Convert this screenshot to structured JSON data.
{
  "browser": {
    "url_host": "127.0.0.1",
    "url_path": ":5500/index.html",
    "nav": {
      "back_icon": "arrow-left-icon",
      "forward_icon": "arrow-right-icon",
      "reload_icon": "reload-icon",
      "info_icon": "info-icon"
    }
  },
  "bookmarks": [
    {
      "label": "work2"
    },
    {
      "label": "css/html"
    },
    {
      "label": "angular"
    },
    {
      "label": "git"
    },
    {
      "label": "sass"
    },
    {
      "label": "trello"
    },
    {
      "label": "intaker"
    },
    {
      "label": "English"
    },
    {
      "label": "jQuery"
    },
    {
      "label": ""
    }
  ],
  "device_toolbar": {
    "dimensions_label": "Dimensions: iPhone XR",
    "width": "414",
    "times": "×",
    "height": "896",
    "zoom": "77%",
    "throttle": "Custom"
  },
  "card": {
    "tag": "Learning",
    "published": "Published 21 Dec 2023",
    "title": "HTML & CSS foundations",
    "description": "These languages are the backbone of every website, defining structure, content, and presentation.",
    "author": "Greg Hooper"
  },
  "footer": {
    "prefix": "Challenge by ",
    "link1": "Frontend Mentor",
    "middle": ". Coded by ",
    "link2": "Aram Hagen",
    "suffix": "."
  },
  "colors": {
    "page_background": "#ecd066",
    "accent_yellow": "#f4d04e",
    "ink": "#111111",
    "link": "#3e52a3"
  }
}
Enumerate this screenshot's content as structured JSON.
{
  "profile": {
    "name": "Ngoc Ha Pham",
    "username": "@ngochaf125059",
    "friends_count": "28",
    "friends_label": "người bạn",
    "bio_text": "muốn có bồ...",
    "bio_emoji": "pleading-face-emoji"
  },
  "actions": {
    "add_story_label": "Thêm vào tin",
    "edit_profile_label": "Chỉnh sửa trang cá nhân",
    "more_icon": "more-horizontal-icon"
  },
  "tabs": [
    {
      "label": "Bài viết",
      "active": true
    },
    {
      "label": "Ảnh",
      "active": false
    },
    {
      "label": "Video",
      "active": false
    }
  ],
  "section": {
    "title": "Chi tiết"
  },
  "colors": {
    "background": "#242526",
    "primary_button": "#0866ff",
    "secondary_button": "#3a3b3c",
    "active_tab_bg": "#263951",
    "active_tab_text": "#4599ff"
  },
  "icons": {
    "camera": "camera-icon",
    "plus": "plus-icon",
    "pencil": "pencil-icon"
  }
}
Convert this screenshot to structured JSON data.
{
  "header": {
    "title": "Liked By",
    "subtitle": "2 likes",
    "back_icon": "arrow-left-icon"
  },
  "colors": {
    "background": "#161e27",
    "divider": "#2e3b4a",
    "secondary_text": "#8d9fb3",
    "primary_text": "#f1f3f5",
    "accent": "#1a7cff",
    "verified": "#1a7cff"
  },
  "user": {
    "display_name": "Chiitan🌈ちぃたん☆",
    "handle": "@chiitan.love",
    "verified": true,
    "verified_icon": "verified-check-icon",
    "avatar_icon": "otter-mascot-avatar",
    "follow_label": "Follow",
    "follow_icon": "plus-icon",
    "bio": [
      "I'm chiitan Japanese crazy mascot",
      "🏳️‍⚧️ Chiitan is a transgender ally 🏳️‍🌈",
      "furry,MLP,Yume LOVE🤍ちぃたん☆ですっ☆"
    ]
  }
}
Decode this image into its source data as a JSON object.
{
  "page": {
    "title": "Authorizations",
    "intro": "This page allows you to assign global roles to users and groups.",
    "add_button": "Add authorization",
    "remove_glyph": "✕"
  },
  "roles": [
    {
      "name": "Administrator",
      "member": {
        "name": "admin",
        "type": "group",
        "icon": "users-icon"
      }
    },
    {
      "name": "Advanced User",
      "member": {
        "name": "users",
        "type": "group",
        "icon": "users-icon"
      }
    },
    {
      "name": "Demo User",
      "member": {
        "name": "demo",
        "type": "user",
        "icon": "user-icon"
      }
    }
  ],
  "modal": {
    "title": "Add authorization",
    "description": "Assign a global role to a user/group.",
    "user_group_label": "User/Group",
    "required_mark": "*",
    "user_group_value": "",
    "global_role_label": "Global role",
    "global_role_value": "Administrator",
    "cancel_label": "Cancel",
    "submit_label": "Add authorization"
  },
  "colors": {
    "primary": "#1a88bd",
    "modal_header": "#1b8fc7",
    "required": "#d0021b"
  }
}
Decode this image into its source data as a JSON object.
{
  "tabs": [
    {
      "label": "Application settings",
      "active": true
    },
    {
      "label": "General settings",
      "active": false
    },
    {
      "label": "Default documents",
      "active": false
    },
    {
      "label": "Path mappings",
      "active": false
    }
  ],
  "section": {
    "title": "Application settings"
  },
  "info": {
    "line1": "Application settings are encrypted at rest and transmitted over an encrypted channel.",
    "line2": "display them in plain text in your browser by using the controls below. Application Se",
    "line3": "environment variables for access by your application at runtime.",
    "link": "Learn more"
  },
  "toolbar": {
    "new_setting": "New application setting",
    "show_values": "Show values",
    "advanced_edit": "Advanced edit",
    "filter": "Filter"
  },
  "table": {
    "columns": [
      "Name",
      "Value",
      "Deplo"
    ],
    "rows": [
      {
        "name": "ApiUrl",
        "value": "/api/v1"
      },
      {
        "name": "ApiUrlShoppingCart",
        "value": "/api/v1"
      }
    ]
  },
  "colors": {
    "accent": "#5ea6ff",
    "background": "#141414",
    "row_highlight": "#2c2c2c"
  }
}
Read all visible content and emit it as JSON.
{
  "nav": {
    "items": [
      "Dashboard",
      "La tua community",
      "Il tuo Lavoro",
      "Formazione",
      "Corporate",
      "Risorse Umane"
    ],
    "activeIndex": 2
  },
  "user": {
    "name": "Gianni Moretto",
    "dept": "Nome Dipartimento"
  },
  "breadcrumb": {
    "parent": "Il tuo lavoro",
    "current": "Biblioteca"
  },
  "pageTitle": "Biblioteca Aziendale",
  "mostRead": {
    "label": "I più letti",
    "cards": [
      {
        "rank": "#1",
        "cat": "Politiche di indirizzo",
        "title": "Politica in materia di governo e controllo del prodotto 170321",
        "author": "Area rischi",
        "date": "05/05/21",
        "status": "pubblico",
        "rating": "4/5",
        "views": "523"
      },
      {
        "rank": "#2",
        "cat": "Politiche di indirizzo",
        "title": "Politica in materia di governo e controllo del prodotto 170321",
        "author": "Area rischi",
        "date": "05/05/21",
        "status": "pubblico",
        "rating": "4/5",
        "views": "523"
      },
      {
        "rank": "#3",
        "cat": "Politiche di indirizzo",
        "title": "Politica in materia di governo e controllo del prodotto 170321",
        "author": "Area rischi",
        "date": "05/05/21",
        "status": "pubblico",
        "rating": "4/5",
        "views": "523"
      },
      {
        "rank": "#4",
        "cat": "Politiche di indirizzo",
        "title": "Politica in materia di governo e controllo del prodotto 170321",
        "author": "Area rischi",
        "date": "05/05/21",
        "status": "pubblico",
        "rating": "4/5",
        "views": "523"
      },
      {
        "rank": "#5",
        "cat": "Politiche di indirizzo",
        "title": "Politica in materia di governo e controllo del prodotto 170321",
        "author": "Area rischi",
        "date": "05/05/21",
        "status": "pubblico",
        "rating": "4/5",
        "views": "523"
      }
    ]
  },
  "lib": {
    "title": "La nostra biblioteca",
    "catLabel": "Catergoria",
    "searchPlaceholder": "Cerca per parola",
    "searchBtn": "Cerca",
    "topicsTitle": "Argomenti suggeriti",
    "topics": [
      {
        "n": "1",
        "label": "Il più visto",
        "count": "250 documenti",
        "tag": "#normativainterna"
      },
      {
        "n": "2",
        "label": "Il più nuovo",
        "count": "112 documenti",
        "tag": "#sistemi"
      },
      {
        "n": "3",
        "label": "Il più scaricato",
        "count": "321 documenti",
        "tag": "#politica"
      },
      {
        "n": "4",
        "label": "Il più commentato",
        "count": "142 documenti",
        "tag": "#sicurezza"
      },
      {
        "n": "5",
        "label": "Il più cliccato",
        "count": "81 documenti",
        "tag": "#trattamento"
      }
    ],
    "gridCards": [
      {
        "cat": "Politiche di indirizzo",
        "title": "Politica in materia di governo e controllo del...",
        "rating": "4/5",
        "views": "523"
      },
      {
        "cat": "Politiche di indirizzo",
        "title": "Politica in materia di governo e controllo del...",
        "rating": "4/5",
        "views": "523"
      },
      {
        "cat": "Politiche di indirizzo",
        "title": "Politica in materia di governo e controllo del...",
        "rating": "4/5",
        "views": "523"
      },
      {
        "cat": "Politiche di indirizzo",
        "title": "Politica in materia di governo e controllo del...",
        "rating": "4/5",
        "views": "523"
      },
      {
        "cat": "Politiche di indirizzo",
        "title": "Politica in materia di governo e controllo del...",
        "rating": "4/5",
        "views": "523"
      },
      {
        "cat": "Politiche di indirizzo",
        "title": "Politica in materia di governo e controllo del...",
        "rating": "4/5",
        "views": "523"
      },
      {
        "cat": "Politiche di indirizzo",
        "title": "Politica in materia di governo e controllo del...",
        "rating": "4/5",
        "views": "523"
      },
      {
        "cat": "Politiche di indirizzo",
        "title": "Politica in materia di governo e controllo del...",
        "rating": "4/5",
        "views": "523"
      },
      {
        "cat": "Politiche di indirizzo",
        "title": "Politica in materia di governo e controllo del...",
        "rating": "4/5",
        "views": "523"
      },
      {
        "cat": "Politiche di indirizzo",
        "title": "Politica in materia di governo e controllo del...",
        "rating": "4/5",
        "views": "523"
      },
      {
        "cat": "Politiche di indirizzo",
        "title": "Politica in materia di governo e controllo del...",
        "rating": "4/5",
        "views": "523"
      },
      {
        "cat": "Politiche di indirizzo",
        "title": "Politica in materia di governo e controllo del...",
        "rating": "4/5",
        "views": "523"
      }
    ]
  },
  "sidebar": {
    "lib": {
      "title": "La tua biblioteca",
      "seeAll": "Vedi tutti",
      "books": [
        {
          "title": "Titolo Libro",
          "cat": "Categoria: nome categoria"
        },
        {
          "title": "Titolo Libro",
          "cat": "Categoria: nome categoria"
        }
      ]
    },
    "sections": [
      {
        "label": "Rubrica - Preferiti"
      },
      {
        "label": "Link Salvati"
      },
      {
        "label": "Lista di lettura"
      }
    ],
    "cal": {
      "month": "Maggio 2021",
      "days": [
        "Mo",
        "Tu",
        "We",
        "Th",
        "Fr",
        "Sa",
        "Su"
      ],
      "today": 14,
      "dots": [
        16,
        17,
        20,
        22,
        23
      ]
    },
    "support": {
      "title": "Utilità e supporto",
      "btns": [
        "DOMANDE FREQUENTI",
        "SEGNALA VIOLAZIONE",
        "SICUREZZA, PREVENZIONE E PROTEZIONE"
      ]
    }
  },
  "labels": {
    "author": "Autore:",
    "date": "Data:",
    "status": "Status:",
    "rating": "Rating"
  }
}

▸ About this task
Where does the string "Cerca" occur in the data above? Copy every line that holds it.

▸ Response to this exercise
    "searchPlaceholder": "Cerca per parola",
    "searchBtn": "Cerca",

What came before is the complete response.